When Apple released Final Cut Pro X last year, many veterans were up in arms. FCPX wasn’t just an update to the program they’d come to rely on--it was a complete departure from what they were used to. You either loved it or hated it, and Adobe was only too pleased to welcome new clients to its platform. With Premiere Pro CS6, Adobe is working very hard to make sure its clientele stays put.
Word Off is like a sleazy used car salesman shilling a fine product. The underlying game may be sharp, tense, and original, but it's mired in a scuzzy business model. At its core, Word Off presents a smart mix between a word game and a strategy title. You play on a board comprised of hexagonal tiles, each containing a letter, and begin with a cluster of occupied spaces in one corner while your opponent starts with the same in the opposite corner.
Back when the Mac first came out, when screens were only black and white, when graphics had no transparency, no gradients, not even textures, we had pattern fills. They were rudimentary tools for giving 2D, black-and-white graphical objects some flair. Phased out from just about every software product by the mid 1990s, those patterns persisted in FileMaker Pro and became emblematic of the long-neglected interface tools known as the “design surface.” With version 12, FileMaker finally ditches the ’80s patterns and gives users the tools for making good-looking databases in no time at all.
Photographers have never had it so good. There’s no fumbling around installing new film, no saving a few shots on the roll “just in case,” and no disappointment when you get your prints back and your photos didn’t turn out like you expected. Shooting digitally gives you convenience, previews, and almost limitless shots--but it doesn’t give you warmth and character.

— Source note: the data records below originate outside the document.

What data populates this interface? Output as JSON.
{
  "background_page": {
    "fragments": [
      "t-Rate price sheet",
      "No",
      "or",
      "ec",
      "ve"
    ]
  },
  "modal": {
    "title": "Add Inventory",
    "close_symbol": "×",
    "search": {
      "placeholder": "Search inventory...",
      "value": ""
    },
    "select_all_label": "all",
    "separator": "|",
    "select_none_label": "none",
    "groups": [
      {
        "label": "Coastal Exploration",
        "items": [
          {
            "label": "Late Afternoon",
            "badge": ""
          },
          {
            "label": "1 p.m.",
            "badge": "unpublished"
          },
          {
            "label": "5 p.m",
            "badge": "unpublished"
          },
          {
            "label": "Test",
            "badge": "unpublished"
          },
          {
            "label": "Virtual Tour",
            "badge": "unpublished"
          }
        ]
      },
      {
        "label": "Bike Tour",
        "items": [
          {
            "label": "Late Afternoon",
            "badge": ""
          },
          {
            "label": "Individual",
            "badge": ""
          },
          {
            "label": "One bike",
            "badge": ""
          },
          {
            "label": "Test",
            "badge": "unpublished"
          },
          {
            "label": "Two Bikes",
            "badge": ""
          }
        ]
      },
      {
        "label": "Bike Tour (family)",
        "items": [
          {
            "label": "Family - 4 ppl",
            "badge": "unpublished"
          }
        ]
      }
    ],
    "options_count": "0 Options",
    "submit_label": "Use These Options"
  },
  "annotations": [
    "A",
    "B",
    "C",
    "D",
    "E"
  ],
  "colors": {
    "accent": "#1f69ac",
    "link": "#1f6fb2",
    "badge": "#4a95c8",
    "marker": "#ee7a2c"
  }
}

Every photographer needs a good tool for organizing digital photos on their computer--it’s almost more crucial than a photo editor, since not ever photo necessarily needs edits, but they all need somewhere to live, where they can be found again. Apple’s options include iPhoto (free with new Macs or $14.99 in the Mac App Store) and Aperture ($79.99). If you’re an Adobe fan, you can use a folder-browsing program like Adobe Bridge (part of Creative Suite 5) or, if you have one of the most recent versions of Photoshop Elements ($79.99), you might be using the Elements Organizer.
Apple finally transitions the last of its iLife apps to the mobile space with iPhoto, a new app that modernizes the way we manipulate images. It’s fast with a slick, touch-friendly UI, but users of the Mac version will discover it’s an island unto itself that eventually threatens to be hamstrung by storage limitations.
When the iPad was first released, critics dismissed it as strictly for media consumption. More than two years later, Apple's tablet has become a master of creation, as well, thanks to new apps and services built for iOS. The latest is Adobe Photoshop Touch, which reinvents the company’s flagship product into a rich (though limited) image-editing tool for iPad 2.
Drag and drop images into the Picturesque window, and you can then crop them or add pseudo-3D perspective, reflections, curved edges, shadows, glows, and border strokes. Each of these effects is precisely configurable--for example, perspective is adjusted by specifying the rotation and elevation; reflection by specifying length, opacity, and offset; and so on.
Lo-fi effects that nostalgically imitate old film cameras are all the rage these days, and there are plenty of apps to prove the point--especially for iOS. FX Photo Studio Pro brings all the effects you love in apps like Hipstamatic, Instagram, and Photo Toaster to your desktop. Cross processing? Check. Lo-fi grunge vignettes? Check. Super-high color saturation with lens flare? Check again. FX Photo Studio Pro has it all.
While Facebook and Flickr are fabulous ways to share your memories online, there’s something very one dimensional about simply clicking through a slideshow of photos. Why not do more for your memories by showcasing them in an artistic collage with Posterino? This Mac app allows even the most novice artists to create collages from templates and then easily print them out as a keepsake. It’s easier than doing it by hand, and as long as you’ve got the hardware for it, it’s cheaper than paying a professional service to do it.